Most car loans carry fixed interest rates but, again, you will need to check the terms and conditions of your loan agreement.
Should you continue with the loan repayments or pay it off in full?
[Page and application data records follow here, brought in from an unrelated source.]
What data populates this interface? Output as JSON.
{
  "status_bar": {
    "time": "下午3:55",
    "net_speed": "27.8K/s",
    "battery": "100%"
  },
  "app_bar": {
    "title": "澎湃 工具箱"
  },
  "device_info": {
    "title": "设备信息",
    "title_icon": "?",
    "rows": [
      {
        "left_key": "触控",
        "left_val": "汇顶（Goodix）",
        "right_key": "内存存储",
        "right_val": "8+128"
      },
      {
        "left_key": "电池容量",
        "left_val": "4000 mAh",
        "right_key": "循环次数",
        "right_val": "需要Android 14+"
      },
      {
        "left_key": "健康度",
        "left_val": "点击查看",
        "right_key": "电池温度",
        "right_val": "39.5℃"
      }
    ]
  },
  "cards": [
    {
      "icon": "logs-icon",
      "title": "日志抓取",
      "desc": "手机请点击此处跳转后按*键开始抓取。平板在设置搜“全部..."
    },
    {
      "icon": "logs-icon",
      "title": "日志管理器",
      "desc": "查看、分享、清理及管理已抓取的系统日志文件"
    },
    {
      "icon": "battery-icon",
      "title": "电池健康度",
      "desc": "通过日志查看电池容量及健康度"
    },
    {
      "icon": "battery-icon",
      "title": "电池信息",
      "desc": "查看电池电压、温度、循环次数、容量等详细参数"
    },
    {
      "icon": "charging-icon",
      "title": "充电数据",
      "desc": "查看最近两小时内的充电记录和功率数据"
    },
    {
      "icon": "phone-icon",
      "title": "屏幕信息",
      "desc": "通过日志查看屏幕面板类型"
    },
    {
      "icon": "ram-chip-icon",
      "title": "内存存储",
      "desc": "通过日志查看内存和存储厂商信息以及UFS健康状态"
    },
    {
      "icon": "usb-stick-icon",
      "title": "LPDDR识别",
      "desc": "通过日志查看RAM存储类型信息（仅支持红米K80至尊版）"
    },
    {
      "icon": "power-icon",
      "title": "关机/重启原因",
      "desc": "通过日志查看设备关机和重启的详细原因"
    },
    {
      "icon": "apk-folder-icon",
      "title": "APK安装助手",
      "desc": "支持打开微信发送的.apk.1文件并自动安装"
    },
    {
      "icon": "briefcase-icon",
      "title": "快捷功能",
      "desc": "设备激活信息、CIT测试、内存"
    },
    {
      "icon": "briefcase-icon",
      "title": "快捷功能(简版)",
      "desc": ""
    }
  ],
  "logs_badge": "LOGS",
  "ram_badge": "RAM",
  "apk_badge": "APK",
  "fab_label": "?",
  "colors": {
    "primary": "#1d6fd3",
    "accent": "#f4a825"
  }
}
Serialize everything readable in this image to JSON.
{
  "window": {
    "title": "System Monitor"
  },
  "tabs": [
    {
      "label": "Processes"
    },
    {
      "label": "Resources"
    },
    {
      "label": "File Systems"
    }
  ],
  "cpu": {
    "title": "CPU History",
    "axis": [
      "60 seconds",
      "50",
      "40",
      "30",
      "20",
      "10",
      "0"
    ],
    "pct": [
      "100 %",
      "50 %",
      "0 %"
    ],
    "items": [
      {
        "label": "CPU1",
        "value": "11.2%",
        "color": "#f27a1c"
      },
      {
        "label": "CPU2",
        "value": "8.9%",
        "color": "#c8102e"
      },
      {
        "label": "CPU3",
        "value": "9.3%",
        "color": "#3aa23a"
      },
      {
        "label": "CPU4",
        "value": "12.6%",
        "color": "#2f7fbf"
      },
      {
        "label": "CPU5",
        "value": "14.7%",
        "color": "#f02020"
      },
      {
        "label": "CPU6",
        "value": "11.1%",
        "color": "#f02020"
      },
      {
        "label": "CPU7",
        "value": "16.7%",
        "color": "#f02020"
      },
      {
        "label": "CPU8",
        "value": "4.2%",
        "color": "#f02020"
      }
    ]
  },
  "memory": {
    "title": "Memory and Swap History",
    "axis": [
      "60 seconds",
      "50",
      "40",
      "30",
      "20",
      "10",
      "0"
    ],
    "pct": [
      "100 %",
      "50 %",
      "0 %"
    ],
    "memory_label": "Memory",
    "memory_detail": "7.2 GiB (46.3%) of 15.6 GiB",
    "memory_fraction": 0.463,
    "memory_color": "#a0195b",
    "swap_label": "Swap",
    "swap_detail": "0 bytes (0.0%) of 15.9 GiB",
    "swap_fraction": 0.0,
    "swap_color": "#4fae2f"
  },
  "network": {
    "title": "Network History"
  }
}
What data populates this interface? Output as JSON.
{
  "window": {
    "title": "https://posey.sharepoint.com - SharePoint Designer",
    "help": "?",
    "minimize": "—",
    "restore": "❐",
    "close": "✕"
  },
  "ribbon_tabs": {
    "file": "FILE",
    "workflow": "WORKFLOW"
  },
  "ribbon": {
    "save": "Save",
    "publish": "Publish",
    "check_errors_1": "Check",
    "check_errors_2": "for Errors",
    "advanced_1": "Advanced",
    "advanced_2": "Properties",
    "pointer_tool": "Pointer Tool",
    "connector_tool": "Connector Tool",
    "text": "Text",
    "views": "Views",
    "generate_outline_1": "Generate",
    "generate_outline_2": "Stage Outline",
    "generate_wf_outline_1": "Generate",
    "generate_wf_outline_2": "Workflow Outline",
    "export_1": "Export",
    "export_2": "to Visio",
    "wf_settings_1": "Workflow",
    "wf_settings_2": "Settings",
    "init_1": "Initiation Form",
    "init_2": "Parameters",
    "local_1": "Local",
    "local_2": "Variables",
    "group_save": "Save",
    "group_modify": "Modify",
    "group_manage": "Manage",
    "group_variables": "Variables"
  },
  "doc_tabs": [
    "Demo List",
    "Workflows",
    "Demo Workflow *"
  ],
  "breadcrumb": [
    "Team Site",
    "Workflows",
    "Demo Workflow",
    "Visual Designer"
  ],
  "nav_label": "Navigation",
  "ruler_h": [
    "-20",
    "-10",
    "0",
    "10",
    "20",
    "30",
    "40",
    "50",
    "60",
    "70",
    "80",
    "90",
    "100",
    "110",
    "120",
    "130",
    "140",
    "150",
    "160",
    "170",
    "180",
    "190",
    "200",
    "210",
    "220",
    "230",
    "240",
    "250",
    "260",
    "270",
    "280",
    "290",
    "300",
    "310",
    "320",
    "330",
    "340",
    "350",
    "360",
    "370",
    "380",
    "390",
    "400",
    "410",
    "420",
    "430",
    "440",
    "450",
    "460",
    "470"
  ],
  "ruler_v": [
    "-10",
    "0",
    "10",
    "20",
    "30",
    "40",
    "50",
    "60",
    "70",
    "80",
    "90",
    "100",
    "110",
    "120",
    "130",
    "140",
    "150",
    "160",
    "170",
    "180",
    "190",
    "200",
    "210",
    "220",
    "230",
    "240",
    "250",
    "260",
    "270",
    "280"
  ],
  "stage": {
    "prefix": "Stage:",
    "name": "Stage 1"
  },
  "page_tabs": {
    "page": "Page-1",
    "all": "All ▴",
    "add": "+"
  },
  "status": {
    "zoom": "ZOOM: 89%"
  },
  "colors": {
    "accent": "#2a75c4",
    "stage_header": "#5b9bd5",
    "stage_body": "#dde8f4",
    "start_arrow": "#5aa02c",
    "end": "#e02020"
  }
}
This depends on the interest rate you are paying on the loan versus the interest rate you can earn by investing the lump sum elsewhere.
If the interest rate you are paying on the loan is higher than the interest rate you can earn by investing the lump sum elsewhere, then it would be financially beneficial to pay off the loan in full.
However, if the interest rate on your car loan is relatively low and you can earn a higher return by investing the lump sum elsewhere, then it may be more beneficial to continue with the loan repayments and invest the lump sum elsewhere.
A good rule of thumb is if the interest rate is more than 10 per cent, then paying it off is wise.
If it is less than 10 per cent, you can consider other factors such as the length of time you plan to stay in the UAE, how much you dislike having debt and if you are in a position to start investing now.
If you do invest, you should consider if you are likely to achieve a return higher than the interest you are paying on your loan.
Ultimately, the decision of whether to pay off the car loan in full or continue with the repayments and invest the lump sum elsewhere depends on your personal financial situation and goals.
I would recommend evaluating your options by gathering information on the loan terms from your bank, investigating the investing options open to you and then making an informed decision based on your specific circumstances.
The Debt Panel is a weekly column to help readers tackle their debts more effectively. If you have a question for the panel, write to email@example.com